**THE DATA**
»»

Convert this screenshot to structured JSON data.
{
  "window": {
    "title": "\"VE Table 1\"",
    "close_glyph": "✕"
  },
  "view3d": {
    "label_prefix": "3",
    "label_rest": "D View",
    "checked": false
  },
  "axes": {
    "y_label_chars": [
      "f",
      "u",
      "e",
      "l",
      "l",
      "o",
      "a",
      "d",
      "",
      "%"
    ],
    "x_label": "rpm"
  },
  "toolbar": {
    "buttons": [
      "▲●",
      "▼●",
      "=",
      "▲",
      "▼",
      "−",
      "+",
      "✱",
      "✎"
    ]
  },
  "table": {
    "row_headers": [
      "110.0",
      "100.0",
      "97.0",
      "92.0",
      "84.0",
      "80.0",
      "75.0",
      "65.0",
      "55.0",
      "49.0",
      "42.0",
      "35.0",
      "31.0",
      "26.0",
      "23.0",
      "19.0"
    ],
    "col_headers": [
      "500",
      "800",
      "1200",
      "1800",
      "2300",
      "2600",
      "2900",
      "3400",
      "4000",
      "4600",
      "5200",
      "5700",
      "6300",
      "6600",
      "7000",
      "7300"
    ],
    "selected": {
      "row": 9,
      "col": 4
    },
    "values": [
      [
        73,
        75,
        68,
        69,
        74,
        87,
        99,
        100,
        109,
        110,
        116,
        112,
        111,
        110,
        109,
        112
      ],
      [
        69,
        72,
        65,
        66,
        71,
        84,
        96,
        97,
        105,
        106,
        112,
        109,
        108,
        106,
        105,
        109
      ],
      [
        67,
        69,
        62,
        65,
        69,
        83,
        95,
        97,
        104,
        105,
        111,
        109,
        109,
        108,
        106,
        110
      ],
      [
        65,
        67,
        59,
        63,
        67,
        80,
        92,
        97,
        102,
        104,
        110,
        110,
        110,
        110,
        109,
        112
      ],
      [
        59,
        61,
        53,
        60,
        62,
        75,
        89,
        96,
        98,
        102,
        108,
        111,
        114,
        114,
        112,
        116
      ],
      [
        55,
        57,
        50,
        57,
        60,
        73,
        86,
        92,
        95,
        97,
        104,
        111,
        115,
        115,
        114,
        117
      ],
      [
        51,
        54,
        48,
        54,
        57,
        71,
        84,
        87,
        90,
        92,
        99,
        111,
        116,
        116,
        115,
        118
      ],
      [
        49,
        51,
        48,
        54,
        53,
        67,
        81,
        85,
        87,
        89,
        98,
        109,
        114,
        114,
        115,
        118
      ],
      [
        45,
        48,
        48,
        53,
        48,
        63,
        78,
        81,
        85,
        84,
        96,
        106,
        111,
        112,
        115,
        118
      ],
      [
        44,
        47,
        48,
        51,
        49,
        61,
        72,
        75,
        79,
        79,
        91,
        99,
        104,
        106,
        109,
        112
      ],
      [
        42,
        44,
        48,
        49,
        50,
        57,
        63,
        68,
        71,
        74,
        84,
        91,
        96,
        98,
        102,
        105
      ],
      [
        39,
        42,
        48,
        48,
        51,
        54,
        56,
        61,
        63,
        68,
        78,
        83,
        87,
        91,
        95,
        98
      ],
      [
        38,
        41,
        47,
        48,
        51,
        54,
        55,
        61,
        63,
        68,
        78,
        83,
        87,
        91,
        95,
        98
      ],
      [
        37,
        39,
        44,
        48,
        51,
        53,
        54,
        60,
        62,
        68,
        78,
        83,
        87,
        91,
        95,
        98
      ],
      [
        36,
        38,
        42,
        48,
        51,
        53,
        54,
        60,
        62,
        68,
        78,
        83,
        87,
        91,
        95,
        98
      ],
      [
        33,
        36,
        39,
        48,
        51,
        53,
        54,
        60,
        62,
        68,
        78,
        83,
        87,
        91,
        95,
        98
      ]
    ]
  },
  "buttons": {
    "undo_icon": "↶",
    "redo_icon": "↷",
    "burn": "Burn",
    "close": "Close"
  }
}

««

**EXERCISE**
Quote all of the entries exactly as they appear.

**RESPONSE TO THIS TASK**
Convert this screenshot to structured JSON data.
{
  "window": {
    "title": "\"VE Table 1\"",
    "close_glyph": "✕"
  },
  "view3d": {
    "label_prefix": "3",
    "label_rest": "D View",
    "checked": false
  },
  "axes": {
    "y_label_chars": [
      "f",
      "u",
      "e",
      "l",
      "l",
      "o",
      "a",
      "d",
      "",
      "%"
    ],
    "x_label": "rpm"
  },
  "toolbar": {
    "buttons": [
      "▲●",
      "▼●",
      "=",
      "▲",
      "▼",
      "−",
      "+",
      "✱",
      "✎"
    ]
  },
  "table": {
    "row_headers": [
      "110.0",
      "100.0",
      "97.0",
      "92.0",
      "84.0",
      "80.0",
      "75.0",
      "65.0",
      "55.0",
      "49.0",
      "42.0",
      "35.0",
      "31.0",
      "26.0",
      "23.0",
      "19.0"
    ],
    "col_headers": [
      "500",
      "800",
      "1200",
      "1800",
      "2300",
      "2600",
      "2900",
      "3400",
      "4000",
      "4600",
      "5200",
      "5700",
      "6300",
      "6600",
      "7000",
      "7300"
    ],
    "selected": {
      "row": 9,
      "col": 4
    },
    "values": [
      [
        73,
        75,
        68,
        69,
        74,
        87,
        99,
        100,
        109,
        110,
        116,
        112,
        111,
        110,
        109,
        112
      ],
      [
        69,
        72,
        65,
        66,
        71,
        84,
        96,
        97,
        105,
        106,
        112,
        109,
        108,
        106,
        105,
        109
      ],
      [
        67,
        69,
        62,
        65,
        69,
        83,
        95,
        97,
        104,
        105,
        111,
        109,
        109,
        108,
        106,
        110
      ],
      [
        65,
        67,
        59,
        63,
        67,
        80,
        92,
        97,
        102,
        104,
        110,
        110,
        110,
        110,
        109,
        112
      ],
      [
        59,
        61,
        53,
        60,
        62,
        75,
        89,
        96,
        98,
        102,
        108,
        111,
        114,
        114,
        112,
        116
      ],
      [
        55,
        57,
        50,
        57,
        60,
        73,
        86,
        92,
        95,
        97,
        104,
        111,
        115,
        115,
        114,
        117
      ],
      [
        51,
        54,
        48,
        54,
        57,
        71,
        84,
        87,
        90,
        92,
        99,
        111,
        116,
        116,
        115,
        118
      ],
      [
        49,
        51,
        48,
        54,
        53,
        67,
        81,
        85,
        87,
        89,
        98,
        109,
        114,
        114,
        115,
        118
      ],
      [
        45,
        48,
        48,
        53,
        48,
        63,
        78,
        81,
        85,
        84,
        96,
        106,
        111,
        112,
        115,
        118
      ],
      [
        44,
        47,
        48,
        51,
        49,
        61,
        72,
        75,
        79,
        79,
        91,
        99,
        104,
        106,
        109,
        112
      ],
      [
        42,
        44,
        48,
        49,
        50,
        57,
        63,
        68,
        71,
        74,
        84,
        91,
        96,
        98,
        102,
        105
      ],
      [
        39,
        42,
        48,
        48,
        51,
        54,
        56,
        61,
        63,
        68,
        78,
        83,
        87,
        91,
        95,
        98
      ],
      [
        38,
        41,
        47,
        48,
        51,
        54,
        55,
        61,
        63,
        68,
        78,
        83,
        87,
        91,
        95,
        98
      ],
      [
        37,
        39,
        44,
        48,
        51,
        53,
        54,
        60,
        62,
        68,
        78,
        83,
        87,
        91,
        95,
        98
      ],
      [
        36,
        38,
        42,
        48,
        51,
        53,
        54,
        60,
        62,
        68,
        78,
        83,
        87,
        91,
        95,
        98
      ],
      [
        33,
        36,
        39,
        48,
        51,
        53,
        54,
        60,
        62,
        68,
        78,
        83,
        87,
        91,
        95,
        98
      ]
    ]
  },
  "buttons": {
    "undo_icon": "↶",
    "redo_icon": "↷",
    "burn": "Burn",
    "close": "Close"
  }
}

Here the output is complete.